◆ **Supplied material**:
______________________________

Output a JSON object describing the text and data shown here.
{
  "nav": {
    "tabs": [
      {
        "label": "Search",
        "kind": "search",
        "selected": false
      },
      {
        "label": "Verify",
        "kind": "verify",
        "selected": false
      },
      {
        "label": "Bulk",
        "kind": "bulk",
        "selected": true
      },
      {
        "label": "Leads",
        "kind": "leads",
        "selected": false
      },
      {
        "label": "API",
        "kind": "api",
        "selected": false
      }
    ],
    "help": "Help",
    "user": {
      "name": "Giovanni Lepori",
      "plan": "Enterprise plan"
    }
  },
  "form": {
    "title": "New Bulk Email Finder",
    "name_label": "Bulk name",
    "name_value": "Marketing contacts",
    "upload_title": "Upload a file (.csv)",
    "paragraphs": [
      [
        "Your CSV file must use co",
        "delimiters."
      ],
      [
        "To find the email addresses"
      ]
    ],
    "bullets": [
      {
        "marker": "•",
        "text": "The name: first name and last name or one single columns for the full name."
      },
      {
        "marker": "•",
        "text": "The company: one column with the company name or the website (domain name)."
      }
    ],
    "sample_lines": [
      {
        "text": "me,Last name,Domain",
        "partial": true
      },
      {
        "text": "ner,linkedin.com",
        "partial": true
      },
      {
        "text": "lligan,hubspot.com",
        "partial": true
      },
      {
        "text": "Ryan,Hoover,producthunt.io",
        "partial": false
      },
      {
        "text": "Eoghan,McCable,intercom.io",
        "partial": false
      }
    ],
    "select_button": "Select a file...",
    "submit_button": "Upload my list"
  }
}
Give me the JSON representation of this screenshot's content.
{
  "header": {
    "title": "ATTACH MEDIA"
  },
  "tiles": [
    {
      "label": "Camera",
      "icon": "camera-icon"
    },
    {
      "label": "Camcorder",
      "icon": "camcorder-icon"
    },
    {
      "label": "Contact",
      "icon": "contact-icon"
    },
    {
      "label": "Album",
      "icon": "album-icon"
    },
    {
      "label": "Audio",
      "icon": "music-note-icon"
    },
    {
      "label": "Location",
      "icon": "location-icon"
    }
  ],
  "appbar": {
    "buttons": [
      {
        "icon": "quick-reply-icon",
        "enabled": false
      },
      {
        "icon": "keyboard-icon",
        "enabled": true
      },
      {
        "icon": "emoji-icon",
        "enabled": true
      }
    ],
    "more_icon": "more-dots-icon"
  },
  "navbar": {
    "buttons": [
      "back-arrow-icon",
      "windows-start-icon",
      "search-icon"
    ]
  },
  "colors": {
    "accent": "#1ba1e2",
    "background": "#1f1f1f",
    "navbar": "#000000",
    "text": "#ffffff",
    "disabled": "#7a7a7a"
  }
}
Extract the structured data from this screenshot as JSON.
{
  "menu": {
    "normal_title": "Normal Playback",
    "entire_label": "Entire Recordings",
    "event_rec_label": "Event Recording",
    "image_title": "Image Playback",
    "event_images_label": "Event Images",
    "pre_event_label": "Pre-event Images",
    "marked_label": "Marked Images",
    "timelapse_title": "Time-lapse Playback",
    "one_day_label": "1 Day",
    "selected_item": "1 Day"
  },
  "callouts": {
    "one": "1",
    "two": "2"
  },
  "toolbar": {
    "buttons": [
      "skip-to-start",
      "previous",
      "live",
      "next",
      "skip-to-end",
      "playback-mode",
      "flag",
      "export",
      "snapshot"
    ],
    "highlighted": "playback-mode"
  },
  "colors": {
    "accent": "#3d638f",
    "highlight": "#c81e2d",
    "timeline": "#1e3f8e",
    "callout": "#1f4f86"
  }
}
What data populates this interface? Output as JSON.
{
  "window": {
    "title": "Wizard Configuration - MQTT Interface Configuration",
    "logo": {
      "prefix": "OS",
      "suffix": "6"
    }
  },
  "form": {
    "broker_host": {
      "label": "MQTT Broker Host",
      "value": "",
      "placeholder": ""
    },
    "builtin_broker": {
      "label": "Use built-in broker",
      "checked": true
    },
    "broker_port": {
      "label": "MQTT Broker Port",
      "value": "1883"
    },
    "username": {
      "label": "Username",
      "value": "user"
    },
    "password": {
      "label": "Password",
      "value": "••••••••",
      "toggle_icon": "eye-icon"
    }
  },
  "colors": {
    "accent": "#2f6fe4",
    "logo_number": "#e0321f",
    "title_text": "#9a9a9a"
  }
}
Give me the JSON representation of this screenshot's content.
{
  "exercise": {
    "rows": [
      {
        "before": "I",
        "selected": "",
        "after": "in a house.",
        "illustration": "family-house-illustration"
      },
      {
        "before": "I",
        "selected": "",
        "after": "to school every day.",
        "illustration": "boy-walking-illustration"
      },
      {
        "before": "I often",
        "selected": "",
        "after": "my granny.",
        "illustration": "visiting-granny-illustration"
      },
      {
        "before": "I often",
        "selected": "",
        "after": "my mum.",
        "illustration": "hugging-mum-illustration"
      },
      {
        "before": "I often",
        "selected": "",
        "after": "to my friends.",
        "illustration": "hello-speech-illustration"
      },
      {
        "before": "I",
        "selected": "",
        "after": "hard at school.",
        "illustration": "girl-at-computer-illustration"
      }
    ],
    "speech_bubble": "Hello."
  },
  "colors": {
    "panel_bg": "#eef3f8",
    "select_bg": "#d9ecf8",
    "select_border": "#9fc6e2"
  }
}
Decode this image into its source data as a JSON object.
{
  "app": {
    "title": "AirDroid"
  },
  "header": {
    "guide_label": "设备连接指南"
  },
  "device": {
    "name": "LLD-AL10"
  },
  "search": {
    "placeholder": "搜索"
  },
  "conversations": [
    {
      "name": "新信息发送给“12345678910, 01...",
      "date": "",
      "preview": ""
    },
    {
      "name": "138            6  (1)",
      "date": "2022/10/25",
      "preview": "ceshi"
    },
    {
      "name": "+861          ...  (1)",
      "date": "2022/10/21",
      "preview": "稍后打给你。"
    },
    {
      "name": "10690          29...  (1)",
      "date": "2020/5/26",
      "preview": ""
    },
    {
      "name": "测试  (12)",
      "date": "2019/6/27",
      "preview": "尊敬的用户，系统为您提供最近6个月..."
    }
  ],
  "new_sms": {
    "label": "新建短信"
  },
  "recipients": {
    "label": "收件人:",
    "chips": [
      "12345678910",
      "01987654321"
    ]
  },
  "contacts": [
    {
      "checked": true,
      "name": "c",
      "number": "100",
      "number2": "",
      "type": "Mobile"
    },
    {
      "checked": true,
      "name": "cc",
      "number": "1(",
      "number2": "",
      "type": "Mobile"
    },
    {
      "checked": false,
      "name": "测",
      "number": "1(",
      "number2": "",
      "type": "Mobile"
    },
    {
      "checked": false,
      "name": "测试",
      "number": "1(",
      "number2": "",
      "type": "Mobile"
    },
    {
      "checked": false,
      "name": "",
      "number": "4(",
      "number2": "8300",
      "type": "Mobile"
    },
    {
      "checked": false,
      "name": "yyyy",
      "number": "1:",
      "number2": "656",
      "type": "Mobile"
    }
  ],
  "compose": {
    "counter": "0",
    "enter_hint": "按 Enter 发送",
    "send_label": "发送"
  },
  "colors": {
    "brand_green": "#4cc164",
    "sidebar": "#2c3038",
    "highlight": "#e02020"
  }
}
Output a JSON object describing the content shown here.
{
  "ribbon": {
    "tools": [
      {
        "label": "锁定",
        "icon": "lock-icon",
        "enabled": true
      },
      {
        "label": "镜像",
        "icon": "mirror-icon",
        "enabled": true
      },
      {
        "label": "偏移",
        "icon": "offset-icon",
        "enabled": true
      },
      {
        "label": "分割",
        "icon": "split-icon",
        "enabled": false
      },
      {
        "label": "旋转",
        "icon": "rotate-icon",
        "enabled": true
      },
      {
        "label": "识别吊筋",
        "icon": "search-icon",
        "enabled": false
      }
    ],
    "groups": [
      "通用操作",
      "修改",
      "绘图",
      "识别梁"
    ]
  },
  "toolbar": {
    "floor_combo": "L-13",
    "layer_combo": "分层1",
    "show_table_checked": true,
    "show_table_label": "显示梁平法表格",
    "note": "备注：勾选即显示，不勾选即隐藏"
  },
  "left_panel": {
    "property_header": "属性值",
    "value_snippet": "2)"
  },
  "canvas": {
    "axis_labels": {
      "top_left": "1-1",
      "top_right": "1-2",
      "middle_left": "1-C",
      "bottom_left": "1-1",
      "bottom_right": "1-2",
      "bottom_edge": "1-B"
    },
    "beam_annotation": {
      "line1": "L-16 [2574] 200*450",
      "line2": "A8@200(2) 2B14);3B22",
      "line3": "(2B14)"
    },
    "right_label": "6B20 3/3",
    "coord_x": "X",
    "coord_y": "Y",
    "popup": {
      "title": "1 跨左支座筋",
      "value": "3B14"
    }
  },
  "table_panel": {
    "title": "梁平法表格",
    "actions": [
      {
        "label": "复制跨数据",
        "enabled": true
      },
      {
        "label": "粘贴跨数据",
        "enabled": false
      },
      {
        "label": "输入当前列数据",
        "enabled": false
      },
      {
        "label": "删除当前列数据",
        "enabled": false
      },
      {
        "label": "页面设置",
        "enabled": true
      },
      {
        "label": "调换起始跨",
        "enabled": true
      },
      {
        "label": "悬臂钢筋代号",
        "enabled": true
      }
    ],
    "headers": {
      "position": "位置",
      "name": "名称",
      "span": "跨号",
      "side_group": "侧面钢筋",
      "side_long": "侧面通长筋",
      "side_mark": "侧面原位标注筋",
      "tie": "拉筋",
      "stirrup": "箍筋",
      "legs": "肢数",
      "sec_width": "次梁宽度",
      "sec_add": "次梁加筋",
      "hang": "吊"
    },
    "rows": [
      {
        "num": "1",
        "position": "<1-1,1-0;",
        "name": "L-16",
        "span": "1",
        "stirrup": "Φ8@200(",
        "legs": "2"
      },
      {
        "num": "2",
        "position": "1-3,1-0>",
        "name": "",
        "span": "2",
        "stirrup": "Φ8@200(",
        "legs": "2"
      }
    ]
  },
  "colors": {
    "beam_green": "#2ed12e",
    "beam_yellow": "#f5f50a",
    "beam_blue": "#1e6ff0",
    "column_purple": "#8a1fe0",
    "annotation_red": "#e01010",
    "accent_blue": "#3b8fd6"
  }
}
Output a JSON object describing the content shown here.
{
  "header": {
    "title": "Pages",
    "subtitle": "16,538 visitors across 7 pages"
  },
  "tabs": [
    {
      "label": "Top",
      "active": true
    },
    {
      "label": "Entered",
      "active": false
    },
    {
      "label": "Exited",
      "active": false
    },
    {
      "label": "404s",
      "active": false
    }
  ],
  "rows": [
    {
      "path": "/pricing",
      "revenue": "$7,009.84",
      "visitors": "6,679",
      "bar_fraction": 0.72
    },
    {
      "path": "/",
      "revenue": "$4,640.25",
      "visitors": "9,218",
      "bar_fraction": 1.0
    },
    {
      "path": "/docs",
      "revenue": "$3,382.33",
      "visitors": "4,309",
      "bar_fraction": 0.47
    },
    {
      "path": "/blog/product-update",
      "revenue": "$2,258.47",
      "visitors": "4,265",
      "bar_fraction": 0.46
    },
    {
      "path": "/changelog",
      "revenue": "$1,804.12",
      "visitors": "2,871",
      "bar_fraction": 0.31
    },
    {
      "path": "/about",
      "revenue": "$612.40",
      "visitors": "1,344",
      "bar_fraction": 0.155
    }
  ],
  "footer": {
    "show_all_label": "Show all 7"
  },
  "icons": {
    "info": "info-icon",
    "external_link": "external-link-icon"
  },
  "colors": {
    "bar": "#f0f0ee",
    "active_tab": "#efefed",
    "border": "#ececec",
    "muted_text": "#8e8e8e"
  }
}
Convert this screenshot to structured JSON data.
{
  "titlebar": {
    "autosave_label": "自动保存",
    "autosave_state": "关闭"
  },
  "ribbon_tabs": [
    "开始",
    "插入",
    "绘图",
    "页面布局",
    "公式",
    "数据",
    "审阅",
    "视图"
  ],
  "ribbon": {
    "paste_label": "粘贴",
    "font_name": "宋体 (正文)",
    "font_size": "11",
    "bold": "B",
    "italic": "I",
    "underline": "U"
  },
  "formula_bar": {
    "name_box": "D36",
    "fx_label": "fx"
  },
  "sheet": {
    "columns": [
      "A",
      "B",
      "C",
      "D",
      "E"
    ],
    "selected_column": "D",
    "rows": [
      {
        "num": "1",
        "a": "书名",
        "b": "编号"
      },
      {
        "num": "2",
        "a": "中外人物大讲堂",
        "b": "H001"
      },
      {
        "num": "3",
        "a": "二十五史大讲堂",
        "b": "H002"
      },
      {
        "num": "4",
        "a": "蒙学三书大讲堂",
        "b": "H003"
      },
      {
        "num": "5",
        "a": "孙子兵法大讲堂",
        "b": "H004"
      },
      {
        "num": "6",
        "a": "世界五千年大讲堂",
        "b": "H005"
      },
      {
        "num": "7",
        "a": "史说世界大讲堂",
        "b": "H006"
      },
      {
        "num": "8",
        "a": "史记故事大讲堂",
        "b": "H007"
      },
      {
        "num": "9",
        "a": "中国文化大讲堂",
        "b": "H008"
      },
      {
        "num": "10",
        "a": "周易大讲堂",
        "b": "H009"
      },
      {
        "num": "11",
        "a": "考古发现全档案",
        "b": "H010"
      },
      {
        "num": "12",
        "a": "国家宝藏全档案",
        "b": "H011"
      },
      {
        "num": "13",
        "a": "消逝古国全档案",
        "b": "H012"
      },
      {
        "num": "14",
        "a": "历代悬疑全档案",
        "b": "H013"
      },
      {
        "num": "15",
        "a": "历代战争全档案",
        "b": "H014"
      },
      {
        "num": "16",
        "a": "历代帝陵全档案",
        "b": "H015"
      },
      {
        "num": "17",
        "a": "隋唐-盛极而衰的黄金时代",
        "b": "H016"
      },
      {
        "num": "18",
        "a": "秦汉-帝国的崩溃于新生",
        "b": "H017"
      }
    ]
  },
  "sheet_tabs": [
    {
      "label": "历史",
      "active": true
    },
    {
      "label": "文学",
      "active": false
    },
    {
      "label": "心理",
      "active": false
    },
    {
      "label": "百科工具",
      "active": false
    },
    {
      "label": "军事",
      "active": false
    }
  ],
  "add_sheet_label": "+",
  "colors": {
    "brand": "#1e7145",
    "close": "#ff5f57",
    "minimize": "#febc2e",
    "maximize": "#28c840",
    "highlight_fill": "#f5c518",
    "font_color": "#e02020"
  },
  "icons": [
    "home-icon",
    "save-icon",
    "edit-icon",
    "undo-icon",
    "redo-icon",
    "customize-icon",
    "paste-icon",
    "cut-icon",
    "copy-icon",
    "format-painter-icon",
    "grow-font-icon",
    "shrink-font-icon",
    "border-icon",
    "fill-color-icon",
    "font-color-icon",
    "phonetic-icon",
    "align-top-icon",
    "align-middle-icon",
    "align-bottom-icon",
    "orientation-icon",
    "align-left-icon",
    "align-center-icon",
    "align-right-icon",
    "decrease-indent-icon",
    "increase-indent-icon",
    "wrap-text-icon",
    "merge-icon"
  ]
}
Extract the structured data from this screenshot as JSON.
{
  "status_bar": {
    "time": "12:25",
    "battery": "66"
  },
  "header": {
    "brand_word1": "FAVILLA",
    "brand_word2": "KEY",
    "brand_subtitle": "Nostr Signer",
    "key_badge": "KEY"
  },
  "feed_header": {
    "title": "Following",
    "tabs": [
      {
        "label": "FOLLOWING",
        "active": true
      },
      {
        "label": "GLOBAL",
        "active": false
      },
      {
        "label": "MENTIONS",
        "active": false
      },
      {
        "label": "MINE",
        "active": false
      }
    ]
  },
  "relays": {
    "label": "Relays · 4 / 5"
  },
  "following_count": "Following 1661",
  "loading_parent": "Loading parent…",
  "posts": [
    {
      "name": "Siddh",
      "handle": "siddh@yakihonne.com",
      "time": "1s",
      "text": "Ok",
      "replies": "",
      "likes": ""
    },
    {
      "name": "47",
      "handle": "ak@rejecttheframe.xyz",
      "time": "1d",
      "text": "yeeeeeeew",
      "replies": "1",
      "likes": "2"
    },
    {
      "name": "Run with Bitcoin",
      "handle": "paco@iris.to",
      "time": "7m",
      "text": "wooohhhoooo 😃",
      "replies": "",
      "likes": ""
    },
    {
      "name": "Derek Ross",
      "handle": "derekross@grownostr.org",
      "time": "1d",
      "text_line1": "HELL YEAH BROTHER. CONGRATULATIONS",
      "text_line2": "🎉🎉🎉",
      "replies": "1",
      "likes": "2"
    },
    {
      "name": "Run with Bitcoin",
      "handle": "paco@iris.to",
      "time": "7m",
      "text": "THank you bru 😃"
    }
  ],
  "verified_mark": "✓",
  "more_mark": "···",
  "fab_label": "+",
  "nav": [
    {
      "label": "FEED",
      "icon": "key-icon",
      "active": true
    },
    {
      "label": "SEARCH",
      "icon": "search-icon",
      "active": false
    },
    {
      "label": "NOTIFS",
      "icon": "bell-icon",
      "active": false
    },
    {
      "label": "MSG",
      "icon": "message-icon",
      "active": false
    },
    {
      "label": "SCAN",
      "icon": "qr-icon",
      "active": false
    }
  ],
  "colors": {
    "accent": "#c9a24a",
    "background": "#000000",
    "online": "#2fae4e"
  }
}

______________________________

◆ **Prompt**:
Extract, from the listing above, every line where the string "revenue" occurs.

◆ **Response**:
      "revenue": "$7,009.84",
      "revenue": "$4,640.25",
      "revenue": "$3,382.33",
      "revenue": "$2,258.47",
      "revenue": "$1,804.12",
      "revenue": "$612.40",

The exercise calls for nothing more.